*Work item:*
Collect the lines of the entries where "encabezamiento" shows up.
╭─ Exercise input
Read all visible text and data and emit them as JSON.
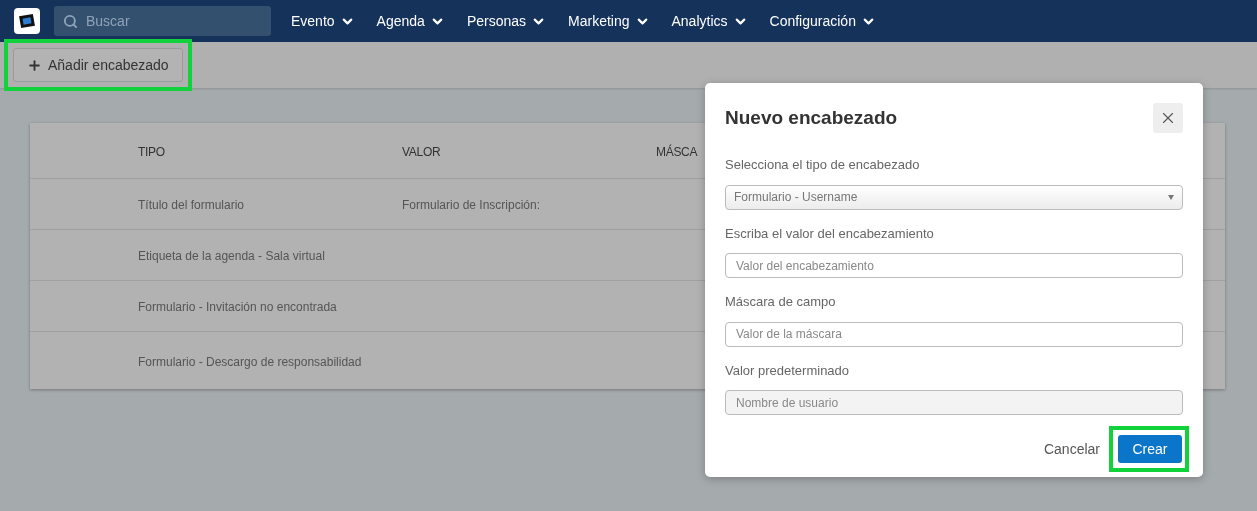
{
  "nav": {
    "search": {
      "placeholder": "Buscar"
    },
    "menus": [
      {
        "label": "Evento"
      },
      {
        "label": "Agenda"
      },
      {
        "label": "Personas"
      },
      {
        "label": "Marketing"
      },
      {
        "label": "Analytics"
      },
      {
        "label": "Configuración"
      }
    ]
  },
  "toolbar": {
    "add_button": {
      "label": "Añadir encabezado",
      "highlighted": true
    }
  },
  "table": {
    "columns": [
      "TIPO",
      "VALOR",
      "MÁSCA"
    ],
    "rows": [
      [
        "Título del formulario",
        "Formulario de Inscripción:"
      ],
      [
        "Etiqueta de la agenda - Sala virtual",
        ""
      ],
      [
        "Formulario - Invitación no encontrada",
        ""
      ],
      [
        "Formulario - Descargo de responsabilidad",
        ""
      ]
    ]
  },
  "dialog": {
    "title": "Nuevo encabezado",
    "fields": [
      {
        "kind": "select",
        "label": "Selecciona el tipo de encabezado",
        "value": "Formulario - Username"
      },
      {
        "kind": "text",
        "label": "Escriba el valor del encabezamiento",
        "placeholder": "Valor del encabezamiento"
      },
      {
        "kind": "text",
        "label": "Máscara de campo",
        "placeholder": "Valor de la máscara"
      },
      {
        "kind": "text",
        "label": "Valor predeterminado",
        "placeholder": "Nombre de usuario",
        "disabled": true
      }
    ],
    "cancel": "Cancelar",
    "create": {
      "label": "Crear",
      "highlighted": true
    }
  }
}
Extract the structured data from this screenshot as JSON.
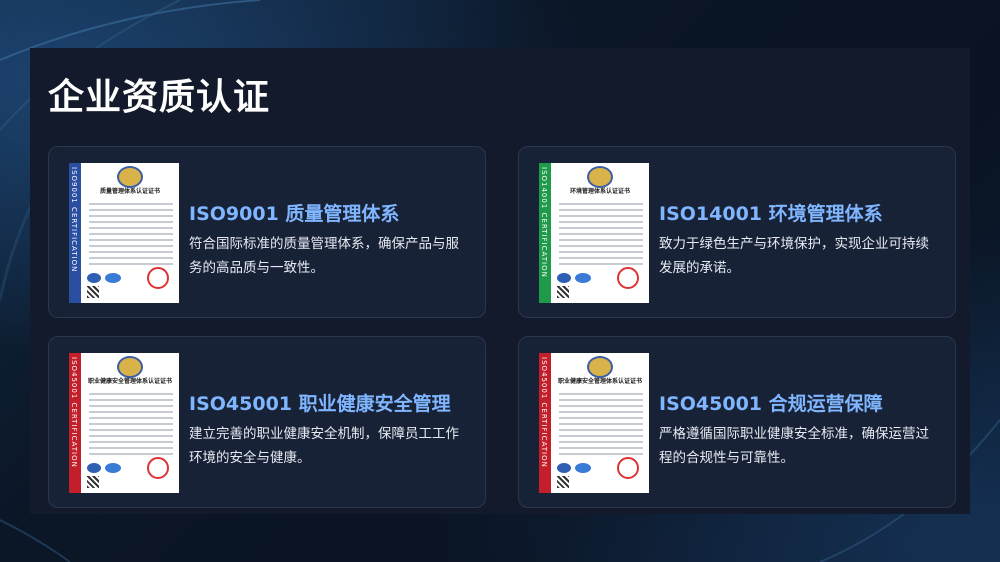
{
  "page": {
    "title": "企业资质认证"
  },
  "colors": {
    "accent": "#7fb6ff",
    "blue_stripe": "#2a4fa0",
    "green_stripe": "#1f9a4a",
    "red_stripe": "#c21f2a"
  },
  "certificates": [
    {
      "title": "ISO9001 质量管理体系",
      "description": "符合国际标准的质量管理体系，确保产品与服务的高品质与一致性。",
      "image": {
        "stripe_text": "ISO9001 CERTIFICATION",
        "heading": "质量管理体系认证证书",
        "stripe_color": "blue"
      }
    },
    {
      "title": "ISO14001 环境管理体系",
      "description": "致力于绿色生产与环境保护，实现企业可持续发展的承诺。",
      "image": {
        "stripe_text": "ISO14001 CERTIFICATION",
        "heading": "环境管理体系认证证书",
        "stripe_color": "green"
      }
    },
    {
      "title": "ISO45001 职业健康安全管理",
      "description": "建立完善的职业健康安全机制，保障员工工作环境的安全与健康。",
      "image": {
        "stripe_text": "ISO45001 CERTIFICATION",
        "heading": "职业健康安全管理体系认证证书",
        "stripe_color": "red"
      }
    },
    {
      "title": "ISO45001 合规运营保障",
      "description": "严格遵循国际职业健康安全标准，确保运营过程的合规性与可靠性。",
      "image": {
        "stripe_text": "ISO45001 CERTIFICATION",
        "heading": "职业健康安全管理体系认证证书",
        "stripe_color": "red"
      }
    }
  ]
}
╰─
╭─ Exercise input
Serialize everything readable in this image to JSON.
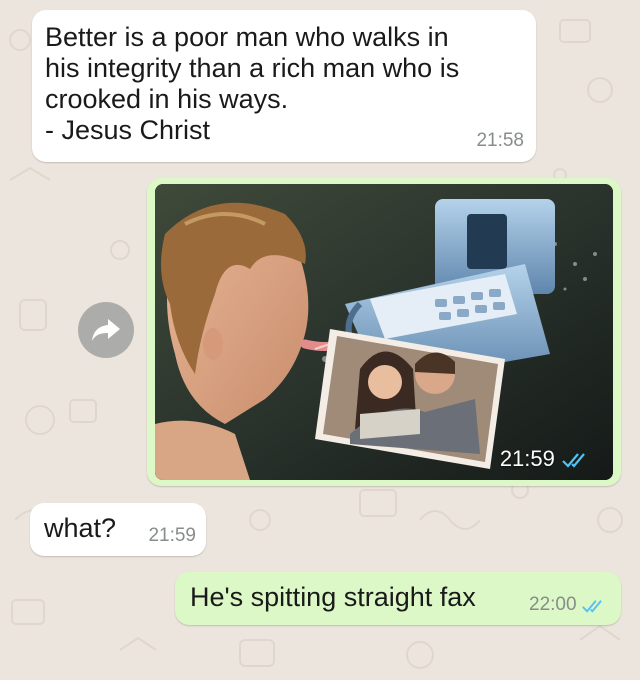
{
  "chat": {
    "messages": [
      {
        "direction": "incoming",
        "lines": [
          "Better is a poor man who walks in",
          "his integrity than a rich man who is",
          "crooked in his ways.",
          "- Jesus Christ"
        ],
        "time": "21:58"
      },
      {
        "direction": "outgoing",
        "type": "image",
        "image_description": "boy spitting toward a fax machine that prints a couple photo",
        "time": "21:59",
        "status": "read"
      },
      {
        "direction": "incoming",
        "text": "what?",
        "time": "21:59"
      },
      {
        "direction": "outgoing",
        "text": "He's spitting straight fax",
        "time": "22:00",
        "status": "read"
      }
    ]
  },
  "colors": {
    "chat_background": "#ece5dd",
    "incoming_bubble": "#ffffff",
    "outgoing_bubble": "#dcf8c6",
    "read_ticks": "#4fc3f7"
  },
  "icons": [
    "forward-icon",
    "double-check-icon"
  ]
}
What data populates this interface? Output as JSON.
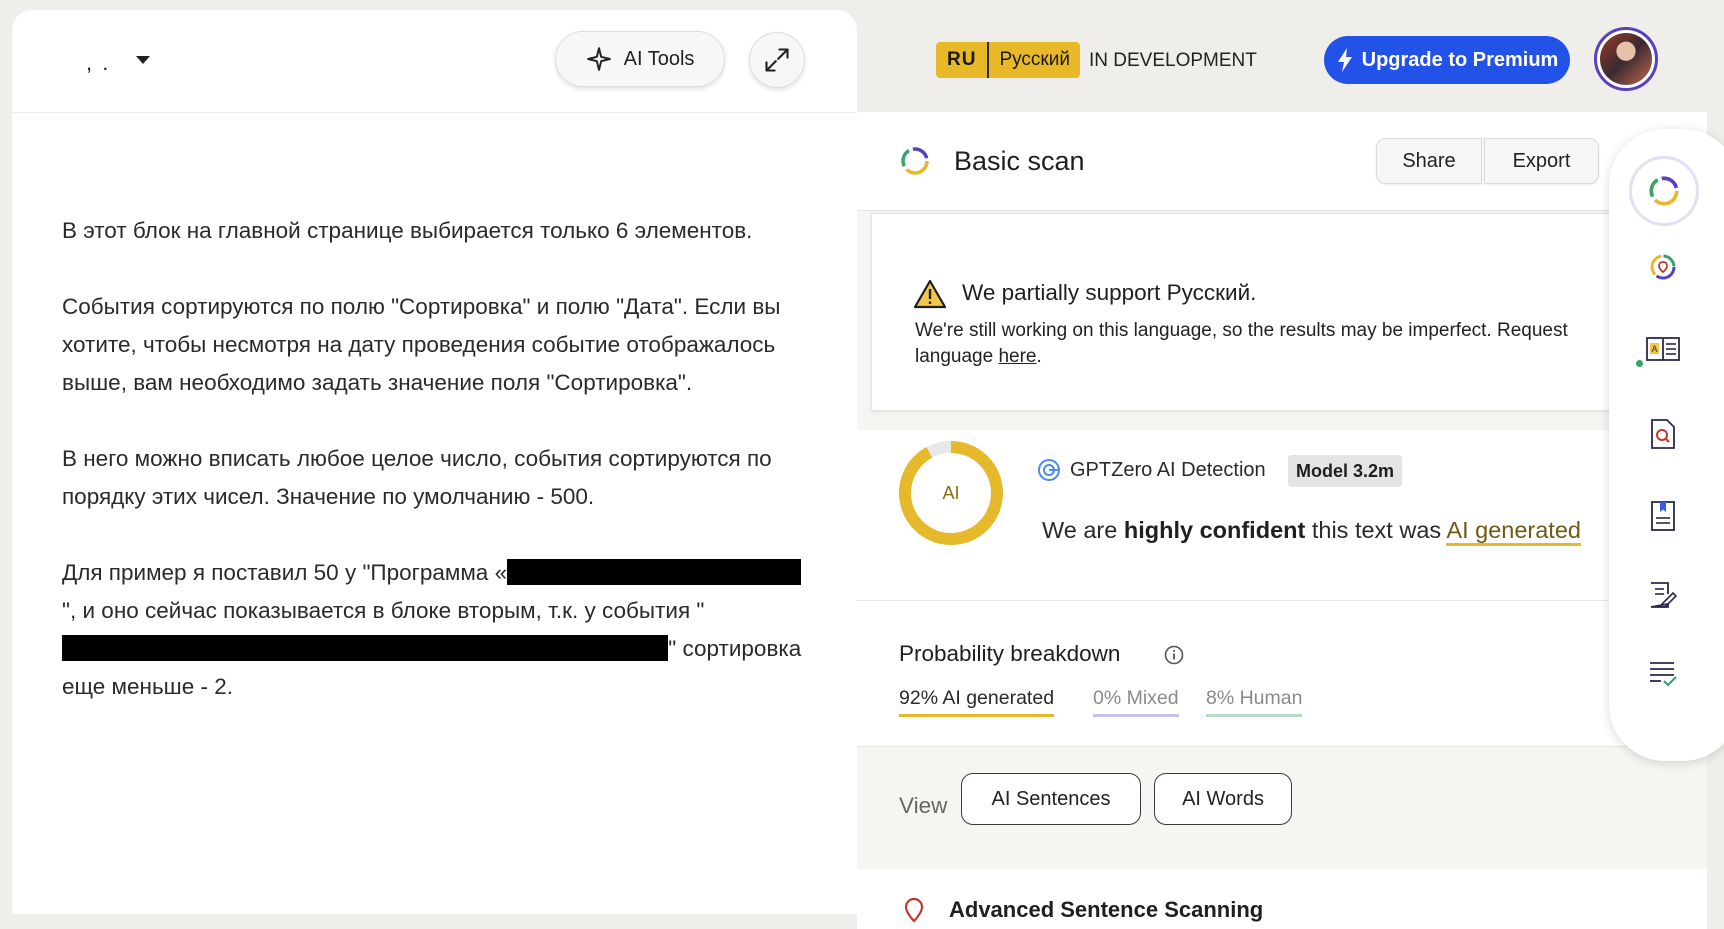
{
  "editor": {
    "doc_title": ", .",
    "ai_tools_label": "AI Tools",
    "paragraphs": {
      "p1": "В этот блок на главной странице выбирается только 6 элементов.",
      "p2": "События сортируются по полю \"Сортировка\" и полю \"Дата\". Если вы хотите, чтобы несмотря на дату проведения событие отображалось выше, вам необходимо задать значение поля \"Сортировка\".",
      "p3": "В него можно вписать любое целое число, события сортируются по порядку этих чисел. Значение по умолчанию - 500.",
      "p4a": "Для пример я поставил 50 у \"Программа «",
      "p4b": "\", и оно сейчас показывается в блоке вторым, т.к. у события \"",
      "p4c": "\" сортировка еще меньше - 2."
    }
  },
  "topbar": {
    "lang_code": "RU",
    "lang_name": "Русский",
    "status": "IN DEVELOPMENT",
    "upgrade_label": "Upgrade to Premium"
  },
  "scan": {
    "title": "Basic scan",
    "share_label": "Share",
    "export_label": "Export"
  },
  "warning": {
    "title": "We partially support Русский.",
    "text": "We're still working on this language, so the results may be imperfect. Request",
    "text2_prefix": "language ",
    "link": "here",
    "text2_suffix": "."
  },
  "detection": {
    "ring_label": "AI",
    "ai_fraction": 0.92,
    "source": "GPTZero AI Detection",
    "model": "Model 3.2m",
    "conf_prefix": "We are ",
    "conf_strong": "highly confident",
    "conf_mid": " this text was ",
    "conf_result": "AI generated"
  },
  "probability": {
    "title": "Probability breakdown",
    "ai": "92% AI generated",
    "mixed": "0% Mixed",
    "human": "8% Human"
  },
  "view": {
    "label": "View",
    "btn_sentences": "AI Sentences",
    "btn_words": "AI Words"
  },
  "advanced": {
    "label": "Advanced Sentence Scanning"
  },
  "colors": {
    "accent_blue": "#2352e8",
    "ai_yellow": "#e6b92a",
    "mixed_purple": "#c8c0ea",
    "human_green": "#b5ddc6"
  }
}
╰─
*Finished exercise:*
        "label": "Escriba el valor del encabezamiento",
        "placeholder": "Valor del encabezamiento"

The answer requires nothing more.